Macrophage conditioned media increases the pro-inflammatory character of adipocytes.
The expression levels of several cytokines associated with inflammation and breast cancer were highly up-regulated by astrocytes, both in co-culture and alone, in response to macrophage CM. For instance, there was marked increases in expression of the pro-inflammatory cytokines, IL-1β, TNF-α, and IL-6. This is consistent with another study by Permana et al., which also showed that murine RAW 264.7 macrophage conditioned media could induce 3T3-L1 adipocyte inflammation29. The co-culture system used in our study consisted of only human cell lines, establishing that these effects are present in human cell interactions, and can have important implications in human breast cancer progression and prognosis.

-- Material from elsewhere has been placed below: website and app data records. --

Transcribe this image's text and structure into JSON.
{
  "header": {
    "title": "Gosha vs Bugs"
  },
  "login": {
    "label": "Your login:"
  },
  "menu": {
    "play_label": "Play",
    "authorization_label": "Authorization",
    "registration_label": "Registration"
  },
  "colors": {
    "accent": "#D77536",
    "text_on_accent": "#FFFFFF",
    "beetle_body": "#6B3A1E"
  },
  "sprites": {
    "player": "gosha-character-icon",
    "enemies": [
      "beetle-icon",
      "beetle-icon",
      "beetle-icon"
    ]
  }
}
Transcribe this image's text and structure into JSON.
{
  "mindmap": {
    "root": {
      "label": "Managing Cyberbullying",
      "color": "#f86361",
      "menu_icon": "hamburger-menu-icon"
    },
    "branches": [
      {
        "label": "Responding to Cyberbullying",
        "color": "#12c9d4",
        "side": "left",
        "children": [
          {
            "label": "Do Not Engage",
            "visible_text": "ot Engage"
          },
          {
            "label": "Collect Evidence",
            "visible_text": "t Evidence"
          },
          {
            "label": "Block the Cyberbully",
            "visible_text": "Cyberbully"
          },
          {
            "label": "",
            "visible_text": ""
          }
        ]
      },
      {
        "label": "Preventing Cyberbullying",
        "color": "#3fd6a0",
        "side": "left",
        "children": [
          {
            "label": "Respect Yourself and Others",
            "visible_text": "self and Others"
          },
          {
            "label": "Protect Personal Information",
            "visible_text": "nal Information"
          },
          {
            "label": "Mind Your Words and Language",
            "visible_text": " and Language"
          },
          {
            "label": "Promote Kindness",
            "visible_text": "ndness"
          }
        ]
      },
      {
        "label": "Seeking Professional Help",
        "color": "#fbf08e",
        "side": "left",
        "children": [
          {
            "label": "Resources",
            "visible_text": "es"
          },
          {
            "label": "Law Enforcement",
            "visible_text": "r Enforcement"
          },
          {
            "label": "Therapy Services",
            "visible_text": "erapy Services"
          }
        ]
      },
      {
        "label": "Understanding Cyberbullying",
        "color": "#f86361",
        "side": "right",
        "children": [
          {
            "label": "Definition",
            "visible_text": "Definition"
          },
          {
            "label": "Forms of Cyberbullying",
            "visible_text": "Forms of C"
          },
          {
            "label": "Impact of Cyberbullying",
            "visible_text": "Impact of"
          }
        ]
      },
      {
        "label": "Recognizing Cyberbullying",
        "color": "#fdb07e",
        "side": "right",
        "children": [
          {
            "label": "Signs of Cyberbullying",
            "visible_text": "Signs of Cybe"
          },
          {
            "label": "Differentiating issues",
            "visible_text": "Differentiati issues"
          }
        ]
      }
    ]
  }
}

Curiously however, increased expression of adiponectin, an anti-inflammatory cytokine that is secreted solely by mature adipocytes and inversely correlated to fat mass, seemed to be more dependent upon co-culture with breast cancer cells than addition of macrophage CM. Increased adiponectin is an indicator of delipidation, which is one of the hallmarks of adipocyte cancer-association7,20. TNF-α has also been reported to cause delipidation of adipocytes and may promote the expression of adiponectin23,24. Yet when adipocytes were cultured alone in macrophage CM, there was no significant increase in adiponectin, unlike in co-culture, even though TNF-α was increased. Consequently, it would seem additional breast cancer cell related factors play a substantial role in adiponectin expression, and all three cell types work in concert to cause adipocyte cancer-association and promote tumor aggressiveness.
Macrophage conditioned media increases matrix metalloproteinase expression in adipocytes.
Macrophage CM also increased MMP-3 and MMP-11 expression by adipocytes in adipocyte-breast cancer co-culture (Fig. 4B). MMP-11 is a negative prognosis marker in several human cancers28 and can also cause delipidation of adipocytes20. Andarawewa et al. found that MMP-11 was expressed in human adipocytes proximally located to invasive cancer cells, but not distally located adipocytes20. In addition, this same study found these adipocytes at the tumor invasive front that expressed MMP-11 were reduced in size. In studies examining the role of MMPs in normal adipogenesis, MMP-11 and MMP-3 deficient mice developed more adipose tissue, indicating a negative regulatory role21,22. The increased expression on MMP-11 and MMP-3 further indicate that macrophage CM can increase adipocyte delipidation and cancer-association. Finally, while MMP-11 expression by adipocytes, both in co-culture and alone, was similarly affected by macrophage CM, there appeared to be an additive affect on MMP-3 expression. Although MMP-3 and MMP-11 are structurally and functionally similar, both being stromelysins and negative regulators of adipogenesis, their expression may require different signaling mechanisms.